We had a great day and will be able to apply what we learned during the visit to our coursework as the year progresses.

Ben Lehmann

Unit 3 & 4 PE teacher

The World's Greatest Shave at MFG

On the last day of Term 1 several of our students and one staff member shaved their heads to raise funds for The Leukaemia Foundation.


The current total raised is: $2,498! Well done to all the brave shavers and a big thank you to Lexi from Yankee Sweetheart Hair Salon for doing the shaving!




Ms Mullen-Walsh and The Community Leaders


The Breakfast Club

The Breakfast Club will commence week 4 of this term! Our first day will Tuesday 9th at 8.15am!


If students have not had breakfast that morning they should pop over to the HF campus and enjoy some breaky from Born & Bread Bakery for free! No strings attached, just come along with a smile for our volunteers!


It is very important to have something to eat before starting the school day.

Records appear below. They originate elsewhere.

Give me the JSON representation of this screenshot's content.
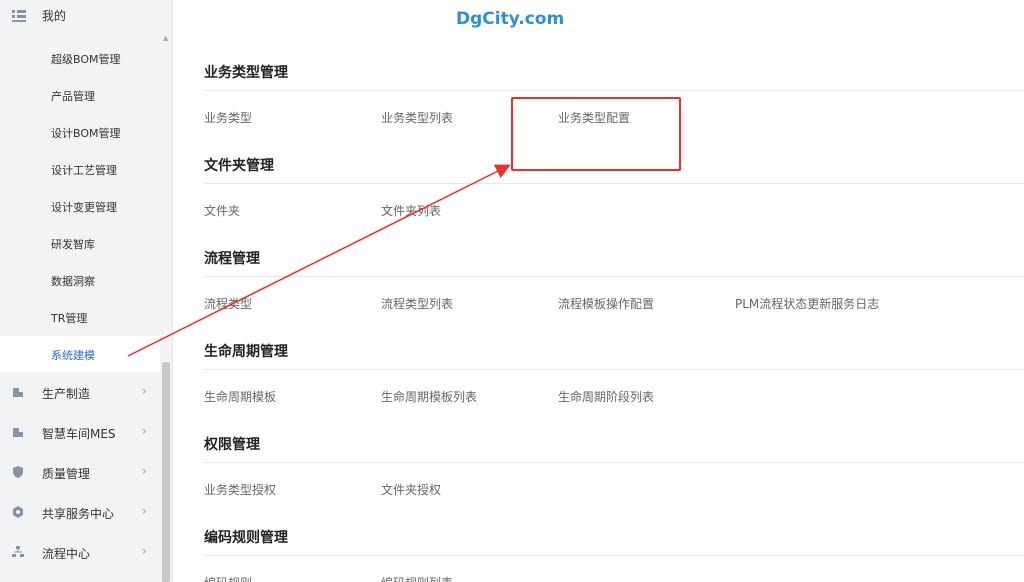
{
  "watermark": "DgCity.com",
  "sidebar": {
    "top": {
      "label": "我的"
    },
    "sub_items": [
      {
        "label": "超级BOM管理"
      },
      {
        "label": "产品管理"
      },
      {
        "label": "设计BOM管理"
      },
      {
        "label": "设计工艺管理"
      },
      {
        "label": "设计变更管理"
      },
      {
        "label": "研发智库"
      },
      {
        "label": "数据洞察"
      },
      {
        "label": "TR管理"
      },
      {
        "label": "系统建模"
      }
    ],
    "menu_items": [
      {
        "label": "生产制造",
        "icon": "factory-icon"
      },
      {
        "label": "智慧车间MES",
        "icon": "workshop-icon"
      },
      {
        "label": "质量管理",
        "icon": "shield-icon"
      },
      {
        "label": "共享服务中心",
        "icon": "service-icon"
      },
      {
        "label": "流程中心",
        "icon": "flow-icon"
      }
    ],
    "active_item": "系统建模"
  },
  "sections": [
    {
      "title": "业务类型管理",
      "links": [
        "业务类型",
        "业务类型列表",
        "业务类型配置"
      ]
    },
    {
      "title": "文件夹管理",
      "links": [
        "文件夹",
        "文件夹列表"
      ]
    },
    {
      "title": "流程管理",
      "links": [
        "流程类型",
        "流程类型列表",
        "流程模板操作配置",
        "PLM流程状态更新服务日志"
      ]
    },
    {
      "title": "生命周期管理",
      "links": [
        "生命周期模板",
        "生命周期模板列表",
        "生命周期阶段列表"
      ]
    },
    {
      "title": "权限管理",
      "links": [
        "业务类型授权",
        "文件夹授权"
      ]
    },
    {
      "title": "编码规则管理",
      "links": [
        "编码规则",
        "编码规则列表"
      ]
    }
  ],
  "colors": {
    "accent": "#2f6bd8",
    "annotation": "#e8302c",
    "watermark": "#2f8ed8"
  }
}
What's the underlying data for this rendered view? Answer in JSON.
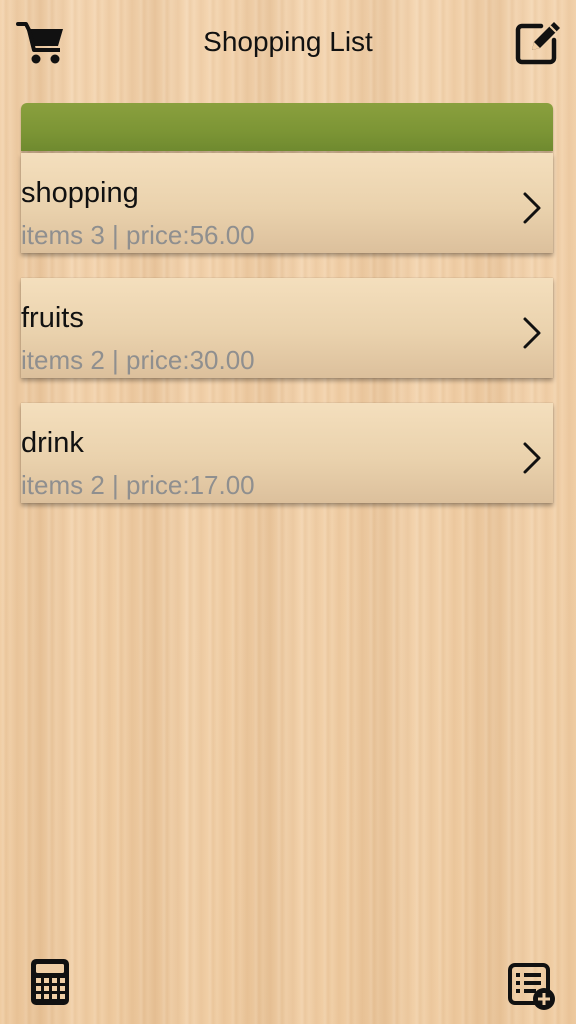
{
  "header": {
    "title": "Shopping List",
    "left_icon": "cart-icon",
    "right_icon": "edit-icon"
  },
  "theme": {
    "accent": "#7c9535",
    "card_top": "#f4dfbd",
    "card_bottom": "#dcc09c",
    "meta_text": "#8f8f8f",
    "background": "#f0cfa6"
  },
  "lists": [
    {
      "name": "shopping",
      "meta": "items 3 | price:56.00"
    },
    {
      "name": "fruits",
      "meta": "items 2 | price:30.00"
    },
    {
      "name": "drink",
      "meta": "items 2 | price:17.00"
    }
  ],
  "footer": {
    "left_icon": "calculator-icon",
    "right_icon": "add-list-icon"
  }
}
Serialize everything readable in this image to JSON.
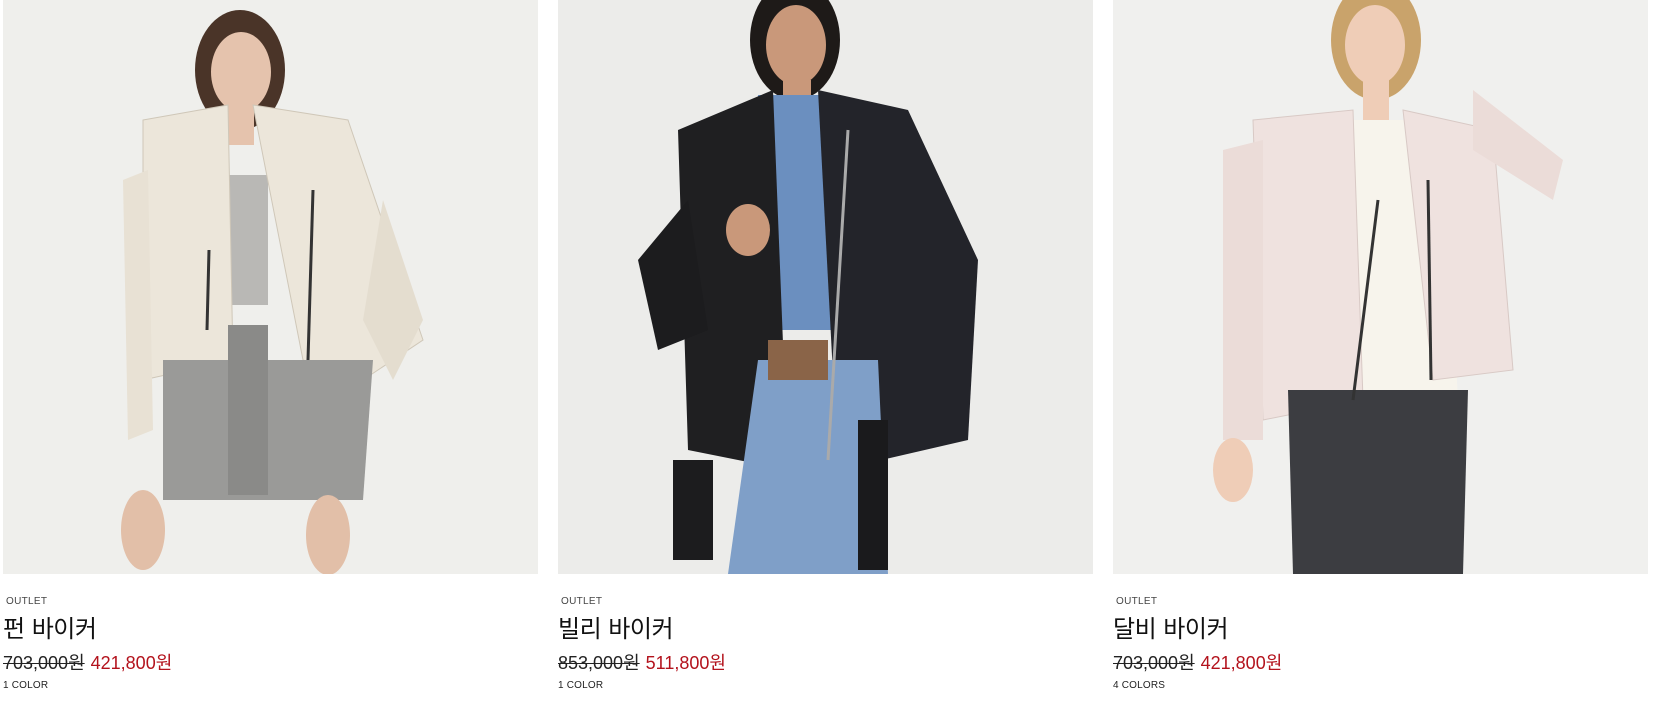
{
  "products": [
    {
      "badge": "OUTLET",
      "name": "펀 바이커",
      "was_price": "703,000원",
      "sale_price": "421,800원",
      "colors": "1 COLOR",
      "jacket_color": "#ece6da",
      "bottom_color": "#9a9a98"
    },
    {
      "badge": "OUTLET",
      "name": "빌리 바이커",
      "was_price": "853,000원",
      "sale_price": "511,800원",
      "colors": "1 COLOR",
      "jacket_color": "#1f1f21",
      "bottom_color": "#7f9fc8"
    },
    {
      "badge": "OUTLET",
      "name": "달비 바이커",
      "was_price": "703,000원",
      "sale_price": "421,800원",
      "colors": "4 COLORS",
      "jacket_color": "#efe2df",
      "bottom_color": "#3c3d41"
    }
  ],
  "theme": {
    "sale_color": "#b3121c",
    "text_color": "#111111"
  }
}
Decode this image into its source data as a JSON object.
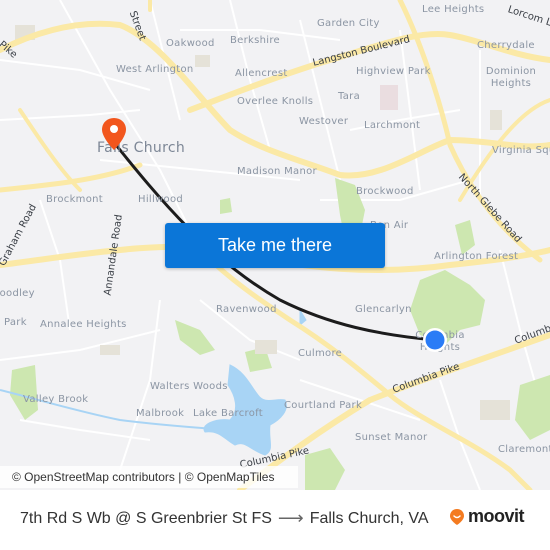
{
  "map": {
    "places": [
      {
        "name": "Garden City",
        "size": "small"
      },
      {
        "name": "Lee Heights",
        "size": "small"
      },
      {
        "name": "Oakwood",
        "size": "small"
      },
      {
        "name": "Berkshire",
        "size": "small"
      },
      {
        "name": "Cherrydale",
        "size": "small"
      },
      {
        "name": "West Arlington",
        "size": "small"
      },
      {
        "name": "Allencrest",
        "size": "small"
      },
      {
        "name": "Highview Park",
        "size": "small"
      },
      {
        "name": "Dominion Heights",
        "size": "small"
      },
      {
        "name": "Tara",
        "size": "small"
      },
      {
        "name": "Overlee Knolls",
        "size": "small"
      },
      {
        "name": "Westover",
        "size": "small"
      },
      {
        "name": "Larchmont",
        "size": "small"
      },
      {
        "name": "Falls Church",
        "size": "big"
      },
      {
        "name": "Virginia Square",
        "size": "small"
      },
      {
        "name": "Madison Manor",
        "size": "small"
      },
      {
        "name": "Brockwood",
        "size": "small"
      },
      {
        "name": "Brockmont",
        "size": "small"
      },
      {
        "name": "Hillwood",
        "size": "small"
      },
      {
        "name": "Bon Air",
        "size": "small"
      },
      {
        "name": "Arlington Forest",
        "size": "small"
      },
      {
        "name": "Woodley",
        "size": "small"
      },
      {
        "name": "Glencarlyn",
        "size": "small"
      },
      {
        "name": "Park",
        "size": "small"
      },
      {
        "name": "Annalee Heights",
        "size": "small"
      },
      {
        "name": "Ravenwood",
        "size": "small"
      },
      {
        "name": "Columbia Heights",
        "size": "small"
      },
      {
        "name": "Culmore",
        "size": "small"
      },
      {
        "name": "Walters Woods",
        "size": "small"
      },
      {
        "name": "Valley Brook",
        "size": "small"
      },
      {
        "name": "Malbrook",
        "size": "small"
      },
      {
        "name": "Lake Barcroft",
        "size": "small"
      },
      {
        "name": "Courtland Park",
        "size": "small"
      },
      {
        "name": "Sunset Manor",
        "size": "small"
      },
      {
        "name": "Claremont",
        "size": "small"
      }
    ],
    "roads": [
      {
        "name": "Street"
      },
      {
        "name": "Pike"
      },
      {
        "name": "Langston Boulevard"
      },
      {
        "name": "Lorcom Lane"
      },
      {
        "name": "North Glebe Road"
      },
      {
        "name": "Annandale Road"
      },
      {
        "name": "Graham Road"
      },
      {
        "name": "Columbia Pike"
      },
      {
        "name": "Columbia Pike"
      },
      {
        "name": "Columbia Pike"
      }
    ],
    "origin_marker": "current-location-dot",
    "destination_marker": "destination-pin",
    "colors": {
      "route": "#1c1c1c",
      "origin": "#2a7cf6",
      "destination": "#f2561d",
      "primary_button": "#0b76d8",
      "road": "#fbe9a6",
      "park": "#cde7b0",
      "water": "#a8d4f5"
    }
  },
  "cta": {
    "label": "Take me there"
  },
  "attribution": {
    "text": "© OpenStreetMap contributors | © OpenMapTiles"
  },
  "footer": {
    "origin": "7th Rd S Wb @ S Greenbrier St FS",
    "arrow": "⟶",
    "destination": "Falls Church, VA",
    "brand": "moovit"
  }
}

Your brain and body needs fuel to learn properly!

If any parents would like to volunteer to help one Tuesday morning, please contact Ms Mullen-Walsh or Ms Walker at the college.


See you there!


Ms Mullen-Walsh, Ms Walker and the Breakfast Club team



Attention Year 7 & 9 Parents - NAPLAN is here!

The National Assessment Program – Literacy and Numeracy (NAPLAN) tests will be conducted on Tuesday 9th May through to Thursday 11th May for all students in Years 7 and 9. The NAPLAN tests will cover the areas of Reading, Writing, Language Conventions (grammar, spelling, punctuation) and Numeracy (non-calculator & calculator tests).


Later in the year you will receive your child’s individual report outlining how they performed in each test area.


For more information about the tests, please visit the VCAA website at www.vcaa.vic.edu.au or the NAPLAN website at www.naplan.edu.au.


If you wish to withdraw your daughter from the NAPLAN 2017 send a letter requesting this addressed to Mrs Robyn Cameron before the 29th of April and a Student Withdrawal Form will be sent home for completion.


If you have any questions, please do not hesitate to contact the College and speak to Mrs Robyn Cameron.

Introducing Qkr


Tournament of the Minds 2017

About Tournament of Minds


Tournament of Minds is a problem solving program for teams of students. They are required to solve demanding, open-ended challenges from one of the following disciplines:

  • Science Technology
  • Engineering Mathematics
  • Social Sciences
  • Language Literature

Tournament of Minds is an opportunity for students with a passion for learning and problem solving to demonstrate their skills and talents in an exciting, vibrant and public way.

Tournament of Minds has been one of the fastest growing national inter-school programs to challenge the youth of Australia and is now expanding internationally.


Our Aim


Tournament's aim is to enhance the potential of our youth by developing diverse skills, enterprise, time management, and the discipline to work collaboratively within a challenging and competitive environment.


Encouraging Teamwork


Teams are required to work together on a Long Term Challenge for six weeks without assistance from teachers, parents or peers. They are encouraged to explore possibilities and experiment with ideas as they endeavour to produce their best possible solution. Students present the product of their ideas - their challenge solution - to a panel of judges and an audience on Tournament Day. They have ten minutes in which to present and must do so within a 3 metre by 3 metre performance area.

The teams must also participate in an unseen Spontaneous Challenge on Tournament Day. This challenge requires rapid interchange of ideas, the ability to think creatively and well developed group cooperation skills.




If you are in Yr 7, 8 or 9 and are interested in being a part of a MFG Tournament of Minds team this year, please see Mrs Toone or email her. [email protected]

Southern Cross Cultural Exchange


Our MFG Newsletter
Matthew Flinders Qkr.pdf